But who exactly are the people buying these new products? After all, vegans only make up 1 to 2% of the British population, and vegetarians 7 to 10%. And while global demand for plant-based protein has risen dramatically, up from £2.9bn in 2015 to an expected £4bn in 2020, marketing lecturer Apostolidis believes vegans aren’t the only ones propelling meat substitutes in the UK.
“The media, and probably we as a country, blow things out of proportion when we focus so much on the vegan segment,” he says. “What has grown exponentially is actually meat reducers or flexitarians.”
Statistics show that 39% of British omnivores are actively reducing their meat consumption, and indeed half of meat-alternative sales are actually due to meat eaters. Apostolidis calls himself a meat reducer; he’s cut down on red meat, though he finds it hard to let go of bacon. Flexitarians like him are very attractive to food marketers. For one thing, while people over the age of 55 are more hesitant about vegetarian and vegan foods, younger consumers have been leading the change. The customer lifecycle is longer.
Veganism has been on the rise - vegan and animal activists held a march in London in 2018 (Credit: Getty Images)
The majority of those limiting their meat consumption (over 80% in one study by Apostolidis and a colleague) are motivated primarily by health. This is a key difference to the reasons people go vegan or vegetarian. So while many may profess a desire to help the environment or animal welfare, when it comes to actually replacing meat, appealing to the health benefits is likely to have the biggest impact.
The paradox is that many vegan products that attract a big buzz, like Greggs’ vegan sausage roll, are far from healthy. “Consumers are quite funny,” Apostolidis comments. “Although they claim that they’re trying to reduce meat because it’s unhealthy, at the same time, they’re not willing to give up on the products they are used to or that they like. So when we say that something is meat-free, instantly, they believe that it would be healthier.”
The next big vegan thing
Meteoric though the rise of the vegan sausage roll market appears to have been, it’s not yet possible to accurately determine its size. Sales of meat-free foods in the UK rose 40% from £582m in 2014 to an estimated £816m in 2019, according to market intelligence agency Mintel.
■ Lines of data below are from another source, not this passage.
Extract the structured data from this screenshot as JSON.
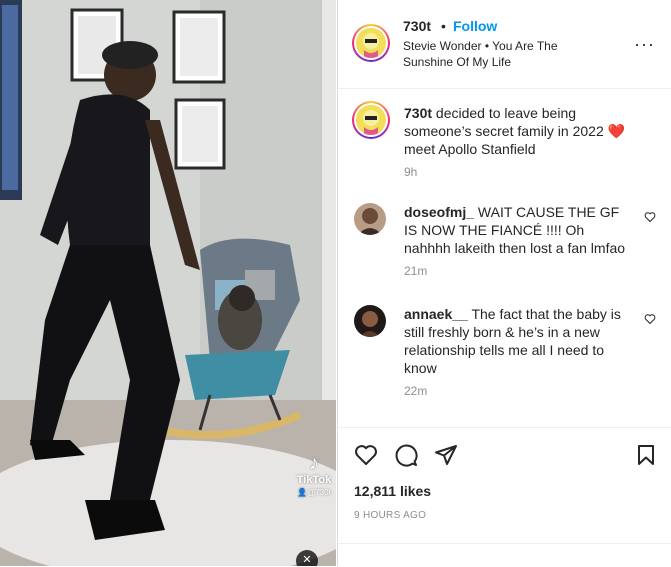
{
  "post": {
    "media": {
      "watermark_glyph": "♪",
      "watermark_name": "TikTok",
      "watermark_handle": "👤@730t",
      "mute_glyph": "✕"
    },
    "header": {
      "username": "730t",
      "separator": "•",
      "follow_label": "Follow",
      "song": "Stevie Wonder • You Are The Sunshine Of My Life",
      "more_glyph": "···"
    },
    "caption": {
      "username": "730t",
      "text": " decided to leave being someone’s secret family in 2022 ❤️ meet Apollo Stanfield",
      "time": "9h"
    },
    "comments": [
      {
        "username": "doseofmj_",
        "text": " WAIT CAUSE THE GF IS NOW THE FIANCÉ !!!! Oh nahhhh lakeith then lost a fan lmfao",
        "time": "21m"
      },
      {
        "username": "annaek__",
        "text": " The fact that the baby is still freshly born & he’s in a new relationship tells me all I need to know",
        "time": "22m"
      }
    ],
    "actions": {
      "icons": [
        "heart-icon",
        "comment-icon",
        "share-icon",
        "bookmark-icon"
      ],
      "likes": "12,811 likes",
      "posted": "9 HOURS AGO"
    }
  }
}
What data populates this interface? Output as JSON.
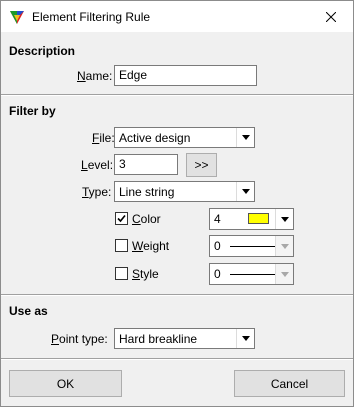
{
  "window": {
    "title": "Element Filtering Rule"
  },
  "description": {
    "heading": "Description",
    "name_label": "Name:",
    "name_value": "Edge"
  },
  "filter": {
    "heading": "Filter by",
    "file_label": "File:",
    "file_value": "Active design",
    "level_label": "Level:",
    "level_value": "3",
    "level_button": ">>",
    "type_label": "Type:",
    "type_value": "Line string",
    "color": {
      "label": "Color",
      "checked": true,
      "value": "4",
      "swatch": "#ffff00"
    },
    "weight": {
      "label": "Weight",
      "checked": false,
      "value": "0"
    },
    "style": {
      "label": "Style",
      "checked": false,
      "value": "0"
    }
  },
  "use_as": {
    "heading": "Use as",
    "point_type_label": "Point type:",
    "point_type_value": "Hard breakline"
  },
  "buttons": {
    "ok": "OK",
    "cancel": "Cancel"
  },
  "icons": {
    "app": "microstation-triangle-icon",
    "close": "close-icon",
    "dropdown": "chevron-down-icon",
    "check": "checkmark-icon"
  }
}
Edward Bergen, Mintel’s global food and drink analyst, says, “It’s very challenging to quantify the size of the vegan sausage roll market, because most sales are likely to be unbranded via food service outlets, such as cafés and bakeries, and their sales data is not readily available to people outside their organisations.”
And the Britishness of the sausage roll makes Apostolidis sceptical that vegan sausage rolls will take off overseas. “In the long term, what needs to happen is incorporating meat-free products in… the products that people are familiar with, rather than bringing something that is a bit of a strange product to them.”
That’s what’s happening in the UK; in 2019, 23% of new food products were labelled as vegan, an increase from 17% the year before. And new launches keep coming. “In the first week of January 2020, [café chain] Costa launched its vegan Smoky Ham & CheeZe Toastie, Greggs released a vegan steak bake, and [fast casual chain] Pret [a Manger] introduced a jammy new dairy-free croissant – to name just a few,” says Peta’s Carr.
Yet Apostolidis warns, “What I wouldn’t want to see is this becoming a bubble.” He urges companies to properly commit to meat-free products rather than jump on a bandwagon, by being strategic and devoting sufficient resources to these new items. He sees these as instrumental to Greggs’ success with its vegan sausage rolls.
This kind of strategic thinking would be a win-win-win for customers, businesses and the planet alike.